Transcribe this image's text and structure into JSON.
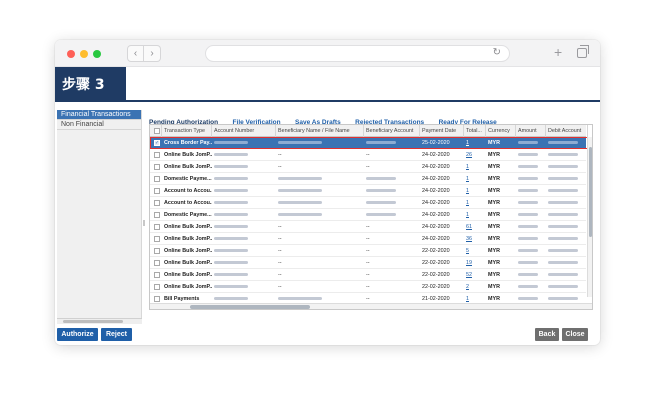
{
  "step": {
    "label": "步骤 3"
  },
  "sidebar": {
    "items": [
      {
        "label": "Financial Transactions",
        "active": true
      },
      {
        "label": "Non Financial",
        "active": false
      }
    ]
  },
  "tabs": [
    {
      "label": "Pending Authorization",
      "active": true
    },
    {
      "label": "File Verification",
      "active": false
    },
    {
      "label": "Save As Drafts",
      "active": false
    },
    {
      "label": "Rejected Transactions",
      "active": false
    },
    {
      "label": "Ready For Release",
      "active": false
    }
  ],
  "table": {
    "columns": [
      "Transaction Type",
      "Account Number",
      "Beneficiary Name / File Name",
      "Beneficiary Account",
      "Payment Date",
      "Total...",
      "Currency",
      "Amount",
      "Debit Account"
    ],
    "rows": [
      {
        "type": "Cross Border Pay...",
        "beneficiary_name": "",
        "beneficiary_account": "",
        "date": "25-02-2020",
        "total": "1",
        "currency": "MYR",
        "selected": true
      },
      {
        "type": "Online Bulk JomP...",
        "beneficiary_name": "--",
        "beneficiary_account": "--",
        "date": "24-02-2020",
        "total": "26",
        "currency": "MYR",
        "selected": false
      },
      {
        "type": "Online Bulk JomP...",
        "beneficiary_name": "--",
        "beneficiary_account": "--",
        "date": "24-02-2020",
        "total": "1",
        "currency": "MYR",
        "selected": false
      },
      {
        "type": "Domestic Payme...",
        "beneficiary_name": "",
        "beneficiary_account": "",
        "date": "24-02-2020",
        "total": "1",
        "currency": "MYR",
        "selected": false
      },
      {
        "type": "Account to Accou...",
        "beneficiary_name": "",
        "beneficiary_account": "",
        "date": "24-02-2020",
        "total": "1",
        "currency": "MYR",
        "selected": false
      },
      {
        "type": "Account to Accou...",
        "beneficiary_name": "",
        "beneficiary_account": "",
        "date": "24-02-2020",
        "total": "1",
        "currency": "MYR",
        "selected": false
      },
      {
        "type": "Domestic Payme...",
        "beneficiary_name": "",
        "beneficiary_account": "",
        "date": "24-02-2020",
        "total": "1",
        "currency": "MYR",
        "selected": false
      },
      {
        "type": "Online Bulk JomP...",
        "beneficiary_name": "--",
        "beneficiary_account": "--",
        "date": "24-02-2020",
        "total": "61",
        "currency": "MYR",
        "selected": false
      },
      {
        "type": "Online Bulk JomP...",
        "beneficiary_name": "--",
        "beneficiary_account": "--",
        "date": "24-02-2020",
        "total": "36",
        "currency": "MYR",
        "selected": false
      },
      {
        "type": "Online Bulk JomP...",
        "beneficiary_name": "--",
        "beneficiary_account": "--",
        "date": "22-02-2020",
        "total": "5",
        "currency": "MYR",
        "selected": false
      },
      {
        "type": "Online Bulk JomP...",
        "beneficiary_name": "--",
        "beneficiary_account": "--",
        "date": "22-02-2020",
        "total": "19",
        "currency": "MYR",
        "selected": false
      },
      {
        "type": "Online Bulk JomP...",
        "beneficiary_name": "--",
        "beneficiary_account": "--",
        "date": "22-02-2020",
        "total": "52",
        "currency": "MYR",
        "selected": false
      },
      {
        "type": "Online Bulk JomP...",
        "beneficiary_name": "--",
        "beneficiary_account": "--",
        "date": "22-02-2020",
        "total": "2",
        "currency": "MYR",
        "selected": false
      },
      {
        "type": "Bill Payments",
        "beneficiary_name": "",
        "beneficiary_account": "--",
        "date": "21-02-2020",
        "total": "1",
        "currency": "MYR",
        "selected": false
      }
    ]
  },
  "actions": {
    "authorize": "Authorize",
    "reject": "Reject",
    "back": "Back",
    "close": "Close"
  }
}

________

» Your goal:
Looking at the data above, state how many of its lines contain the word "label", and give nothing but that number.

» Solution to this task:
8